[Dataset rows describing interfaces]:

--------------------------------

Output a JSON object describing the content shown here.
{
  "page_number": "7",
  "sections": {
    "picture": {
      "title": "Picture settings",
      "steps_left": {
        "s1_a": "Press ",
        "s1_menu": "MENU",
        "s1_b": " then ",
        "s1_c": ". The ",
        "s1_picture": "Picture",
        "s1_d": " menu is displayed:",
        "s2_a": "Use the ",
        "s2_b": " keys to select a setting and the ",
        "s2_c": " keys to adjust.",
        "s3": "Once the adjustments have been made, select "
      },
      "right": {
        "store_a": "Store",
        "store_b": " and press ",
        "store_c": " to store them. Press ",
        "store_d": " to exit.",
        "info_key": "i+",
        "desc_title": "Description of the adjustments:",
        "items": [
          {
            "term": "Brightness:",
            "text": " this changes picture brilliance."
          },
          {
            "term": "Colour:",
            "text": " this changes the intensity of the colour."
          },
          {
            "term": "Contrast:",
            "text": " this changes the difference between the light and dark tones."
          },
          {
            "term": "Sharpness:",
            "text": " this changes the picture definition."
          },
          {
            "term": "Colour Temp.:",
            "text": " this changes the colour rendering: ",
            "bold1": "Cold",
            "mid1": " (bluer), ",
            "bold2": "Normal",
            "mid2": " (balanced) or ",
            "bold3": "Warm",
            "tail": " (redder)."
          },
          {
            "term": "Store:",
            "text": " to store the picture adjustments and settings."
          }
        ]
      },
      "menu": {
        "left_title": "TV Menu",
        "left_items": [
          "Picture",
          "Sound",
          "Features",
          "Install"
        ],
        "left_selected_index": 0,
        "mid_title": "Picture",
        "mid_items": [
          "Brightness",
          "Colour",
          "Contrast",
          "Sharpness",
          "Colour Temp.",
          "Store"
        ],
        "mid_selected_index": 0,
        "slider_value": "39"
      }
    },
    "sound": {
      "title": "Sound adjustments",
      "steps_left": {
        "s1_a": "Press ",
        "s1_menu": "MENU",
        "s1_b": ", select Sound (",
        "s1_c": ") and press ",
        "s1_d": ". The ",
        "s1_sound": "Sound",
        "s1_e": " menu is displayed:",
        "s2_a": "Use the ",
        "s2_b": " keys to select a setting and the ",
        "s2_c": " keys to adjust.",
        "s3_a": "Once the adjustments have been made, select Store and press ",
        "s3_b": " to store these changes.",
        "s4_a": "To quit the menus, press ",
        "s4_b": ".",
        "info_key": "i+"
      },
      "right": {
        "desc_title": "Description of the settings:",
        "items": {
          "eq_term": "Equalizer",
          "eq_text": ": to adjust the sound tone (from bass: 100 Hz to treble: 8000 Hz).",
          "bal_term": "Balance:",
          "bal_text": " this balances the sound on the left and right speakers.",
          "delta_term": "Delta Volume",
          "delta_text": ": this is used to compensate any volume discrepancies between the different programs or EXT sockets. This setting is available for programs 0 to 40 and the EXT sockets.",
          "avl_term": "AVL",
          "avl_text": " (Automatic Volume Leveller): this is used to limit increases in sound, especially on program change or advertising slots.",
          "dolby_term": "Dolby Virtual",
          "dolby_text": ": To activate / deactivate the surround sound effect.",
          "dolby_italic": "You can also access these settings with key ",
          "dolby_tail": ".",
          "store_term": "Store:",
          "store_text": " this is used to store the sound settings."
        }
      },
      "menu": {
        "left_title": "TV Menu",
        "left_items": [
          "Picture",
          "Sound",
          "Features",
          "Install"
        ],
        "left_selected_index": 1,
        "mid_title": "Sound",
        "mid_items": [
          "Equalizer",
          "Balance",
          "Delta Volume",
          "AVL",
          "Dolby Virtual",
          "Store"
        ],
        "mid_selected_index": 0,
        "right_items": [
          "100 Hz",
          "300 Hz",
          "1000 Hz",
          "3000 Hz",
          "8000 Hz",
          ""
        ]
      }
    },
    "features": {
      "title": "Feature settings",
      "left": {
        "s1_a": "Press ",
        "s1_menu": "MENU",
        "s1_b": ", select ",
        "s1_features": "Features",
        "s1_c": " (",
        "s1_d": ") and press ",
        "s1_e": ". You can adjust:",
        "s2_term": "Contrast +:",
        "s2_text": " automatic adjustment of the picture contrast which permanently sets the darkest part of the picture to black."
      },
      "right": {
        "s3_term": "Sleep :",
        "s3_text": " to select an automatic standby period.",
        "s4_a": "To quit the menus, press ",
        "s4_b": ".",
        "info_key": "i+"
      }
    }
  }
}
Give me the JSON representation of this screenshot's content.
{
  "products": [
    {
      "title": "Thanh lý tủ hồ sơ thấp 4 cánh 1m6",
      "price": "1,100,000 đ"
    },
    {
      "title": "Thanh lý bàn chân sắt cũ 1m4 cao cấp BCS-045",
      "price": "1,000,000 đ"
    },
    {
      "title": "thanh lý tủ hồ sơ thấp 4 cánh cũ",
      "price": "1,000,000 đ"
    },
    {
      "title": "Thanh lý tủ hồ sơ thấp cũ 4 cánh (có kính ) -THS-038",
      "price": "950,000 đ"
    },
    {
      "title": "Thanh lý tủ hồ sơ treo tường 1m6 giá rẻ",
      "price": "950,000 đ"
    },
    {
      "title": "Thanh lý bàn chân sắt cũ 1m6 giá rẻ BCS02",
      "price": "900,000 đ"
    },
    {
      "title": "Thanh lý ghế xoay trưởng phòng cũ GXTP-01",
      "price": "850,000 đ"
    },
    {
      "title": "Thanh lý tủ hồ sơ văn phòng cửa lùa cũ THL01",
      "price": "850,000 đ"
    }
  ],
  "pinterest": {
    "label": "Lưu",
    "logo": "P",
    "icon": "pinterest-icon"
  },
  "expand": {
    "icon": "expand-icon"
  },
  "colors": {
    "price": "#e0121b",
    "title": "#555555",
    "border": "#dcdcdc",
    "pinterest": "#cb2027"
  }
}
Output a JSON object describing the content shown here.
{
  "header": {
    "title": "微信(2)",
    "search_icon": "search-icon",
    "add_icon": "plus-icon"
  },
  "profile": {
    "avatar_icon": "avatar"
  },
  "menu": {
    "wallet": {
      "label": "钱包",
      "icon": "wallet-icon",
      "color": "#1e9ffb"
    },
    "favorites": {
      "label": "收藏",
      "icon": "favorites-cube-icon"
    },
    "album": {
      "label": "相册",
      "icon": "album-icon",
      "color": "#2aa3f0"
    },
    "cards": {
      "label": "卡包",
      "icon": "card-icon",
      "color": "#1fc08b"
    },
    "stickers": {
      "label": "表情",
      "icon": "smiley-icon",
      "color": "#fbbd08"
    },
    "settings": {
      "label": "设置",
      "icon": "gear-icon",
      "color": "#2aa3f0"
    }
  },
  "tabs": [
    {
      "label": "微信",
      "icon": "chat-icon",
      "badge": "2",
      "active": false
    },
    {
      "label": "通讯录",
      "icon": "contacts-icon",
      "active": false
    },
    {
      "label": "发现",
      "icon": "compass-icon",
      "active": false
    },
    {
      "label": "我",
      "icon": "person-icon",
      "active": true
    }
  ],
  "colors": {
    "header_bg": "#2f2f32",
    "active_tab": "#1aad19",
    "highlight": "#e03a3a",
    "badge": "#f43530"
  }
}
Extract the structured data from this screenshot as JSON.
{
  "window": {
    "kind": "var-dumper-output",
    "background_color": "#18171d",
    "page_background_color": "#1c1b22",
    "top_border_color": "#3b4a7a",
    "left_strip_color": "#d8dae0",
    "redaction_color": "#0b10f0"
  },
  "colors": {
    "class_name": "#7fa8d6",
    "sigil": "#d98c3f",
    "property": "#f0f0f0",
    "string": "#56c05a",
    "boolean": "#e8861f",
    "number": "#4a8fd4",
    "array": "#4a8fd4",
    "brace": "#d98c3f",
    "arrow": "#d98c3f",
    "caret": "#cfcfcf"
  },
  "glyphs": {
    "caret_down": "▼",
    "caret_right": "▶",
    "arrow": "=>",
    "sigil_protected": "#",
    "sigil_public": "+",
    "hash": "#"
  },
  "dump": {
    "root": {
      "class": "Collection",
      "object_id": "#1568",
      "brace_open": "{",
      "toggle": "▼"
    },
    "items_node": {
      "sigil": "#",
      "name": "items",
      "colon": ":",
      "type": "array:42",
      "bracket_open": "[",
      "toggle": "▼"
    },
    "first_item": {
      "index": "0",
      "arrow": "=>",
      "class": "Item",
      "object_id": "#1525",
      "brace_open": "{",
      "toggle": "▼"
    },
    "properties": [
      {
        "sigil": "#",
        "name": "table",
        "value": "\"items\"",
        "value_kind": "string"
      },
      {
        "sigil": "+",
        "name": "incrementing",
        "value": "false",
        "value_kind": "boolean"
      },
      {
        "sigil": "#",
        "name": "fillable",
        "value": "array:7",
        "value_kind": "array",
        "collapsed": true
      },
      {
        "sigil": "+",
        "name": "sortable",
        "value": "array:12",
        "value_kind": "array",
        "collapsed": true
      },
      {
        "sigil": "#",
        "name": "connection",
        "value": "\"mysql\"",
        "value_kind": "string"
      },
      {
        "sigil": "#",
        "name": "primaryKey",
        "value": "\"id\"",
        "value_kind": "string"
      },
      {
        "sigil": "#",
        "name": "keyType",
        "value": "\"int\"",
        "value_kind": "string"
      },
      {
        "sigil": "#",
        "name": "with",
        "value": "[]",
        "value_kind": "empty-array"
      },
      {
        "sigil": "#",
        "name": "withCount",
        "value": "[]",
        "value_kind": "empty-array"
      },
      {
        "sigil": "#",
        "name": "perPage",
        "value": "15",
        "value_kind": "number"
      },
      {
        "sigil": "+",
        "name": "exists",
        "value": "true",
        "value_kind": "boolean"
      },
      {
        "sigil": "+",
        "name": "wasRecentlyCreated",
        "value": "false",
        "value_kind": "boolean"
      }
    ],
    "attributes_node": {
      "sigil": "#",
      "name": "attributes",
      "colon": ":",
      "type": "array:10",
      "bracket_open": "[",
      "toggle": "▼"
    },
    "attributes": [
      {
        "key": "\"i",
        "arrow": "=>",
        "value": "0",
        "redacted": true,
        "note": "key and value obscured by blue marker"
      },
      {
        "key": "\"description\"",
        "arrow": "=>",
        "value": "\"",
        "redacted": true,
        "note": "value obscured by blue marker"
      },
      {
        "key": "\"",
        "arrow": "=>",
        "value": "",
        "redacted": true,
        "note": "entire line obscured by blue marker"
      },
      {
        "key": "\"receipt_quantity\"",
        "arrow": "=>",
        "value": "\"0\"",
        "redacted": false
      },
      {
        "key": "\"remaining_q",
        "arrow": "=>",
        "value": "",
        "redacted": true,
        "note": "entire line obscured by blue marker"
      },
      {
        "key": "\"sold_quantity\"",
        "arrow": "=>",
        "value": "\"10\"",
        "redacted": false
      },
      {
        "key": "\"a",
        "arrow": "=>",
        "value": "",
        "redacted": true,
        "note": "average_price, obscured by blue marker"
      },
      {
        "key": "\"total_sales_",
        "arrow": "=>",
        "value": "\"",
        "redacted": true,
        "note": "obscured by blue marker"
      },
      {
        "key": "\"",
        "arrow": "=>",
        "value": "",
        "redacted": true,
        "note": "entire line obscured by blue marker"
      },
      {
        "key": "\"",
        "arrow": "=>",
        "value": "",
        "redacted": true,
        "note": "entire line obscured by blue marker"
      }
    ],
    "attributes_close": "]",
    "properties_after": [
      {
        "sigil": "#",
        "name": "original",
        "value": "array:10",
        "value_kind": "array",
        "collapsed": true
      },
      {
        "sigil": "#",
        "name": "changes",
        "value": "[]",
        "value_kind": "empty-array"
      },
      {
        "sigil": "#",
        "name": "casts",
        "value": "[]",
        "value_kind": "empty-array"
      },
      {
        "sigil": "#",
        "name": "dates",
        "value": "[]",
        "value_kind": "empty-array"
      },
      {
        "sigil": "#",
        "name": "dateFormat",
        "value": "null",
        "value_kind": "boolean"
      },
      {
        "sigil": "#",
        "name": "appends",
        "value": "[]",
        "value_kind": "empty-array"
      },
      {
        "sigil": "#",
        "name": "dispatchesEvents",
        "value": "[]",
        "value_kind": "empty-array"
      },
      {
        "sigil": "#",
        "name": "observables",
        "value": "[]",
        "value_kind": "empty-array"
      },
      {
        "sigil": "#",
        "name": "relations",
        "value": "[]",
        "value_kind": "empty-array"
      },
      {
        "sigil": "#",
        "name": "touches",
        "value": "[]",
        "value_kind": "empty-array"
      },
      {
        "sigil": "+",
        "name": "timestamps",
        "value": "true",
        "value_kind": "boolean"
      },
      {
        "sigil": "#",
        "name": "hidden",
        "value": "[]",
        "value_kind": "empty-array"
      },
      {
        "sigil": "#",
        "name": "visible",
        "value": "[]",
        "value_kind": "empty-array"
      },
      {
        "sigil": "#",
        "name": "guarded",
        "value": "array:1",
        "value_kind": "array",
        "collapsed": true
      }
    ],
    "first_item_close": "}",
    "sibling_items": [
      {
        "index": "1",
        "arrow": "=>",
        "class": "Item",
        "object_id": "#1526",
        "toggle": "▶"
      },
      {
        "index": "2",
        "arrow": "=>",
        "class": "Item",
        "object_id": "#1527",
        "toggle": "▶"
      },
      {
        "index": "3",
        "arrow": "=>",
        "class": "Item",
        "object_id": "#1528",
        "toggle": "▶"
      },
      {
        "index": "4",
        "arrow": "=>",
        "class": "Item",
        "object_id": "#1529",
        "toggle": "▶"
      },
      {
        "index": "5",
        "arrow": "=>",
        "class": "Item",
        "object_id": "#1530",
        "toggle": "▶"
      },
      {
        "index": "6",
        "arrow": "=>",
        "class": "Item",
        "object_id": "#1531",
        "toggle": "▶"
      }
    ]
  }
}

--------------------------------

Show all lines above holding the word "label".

    "label": "Lưu",
      "label": "钱包",
      "label": "收藏",
      "label": "相册",
      "label": "卡包",
      "label": "表情",
      "label": "设置",
      "label": "微信",
      "label": "通讯录",
      "label": "发现",
      "label": "我",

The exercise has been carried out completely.